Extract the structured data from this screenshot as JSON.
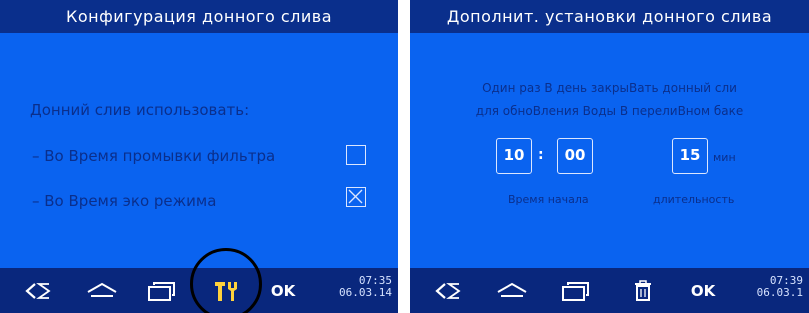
{
  "left": {
    "title": "Конфигурация донного слива",
    "section_label": "Донний слив использовать:",
    "options": [
      {
        "label": "– Во Время промывки фильтра",
        "checked": false
      },
      {
        "label": "– Во Время эко режима",
        "checked": true
      }
    ],
    "toolbar": {
      "icons": [
        "back-icon",
        "home-icon",
        "windows-icon",
        "tools-icon"
      ],
      "ok_label": "OK",
      "time": "07:35",
      "date": "06.03.14"
    }
  },
  "right": {
    "title": "Дополнит. установки донного слива",
    "note_line1": "Один раз В день закрыВать донный сли",
    "note_line2": "для обноВления Воды В перелиВном баке",
    "hours": "10",
    "minutes": "00",
    "duration": "15",
    "duration_unit": "мин",
    "start_time_label": "Время начала",
    "duration_label": "длительность",
    "toolbar": {
      "icons": [
        "back-icon",
        "home-icon",
        "windows-icon",
        "trash-icon"
      ],
      "ok_label": "OK",
      "time": "07:39",
      "date": "06.03.1"
    }
  },
  "colors": {
    "screen": "#0a63f0",
    "titlebar": "#0a2f8c",
    "toolbar": "#09277d",
    "text_dark": "#0a2f8c",
    "highlight_ring": "#000000"
  }
}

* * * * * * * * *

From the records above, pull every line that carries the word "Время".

Answer to the problem:
        "label": "– Во Время промывки фильтра",
        "label": "– Во Время эко режима",
    "start_time_label": "Время начала",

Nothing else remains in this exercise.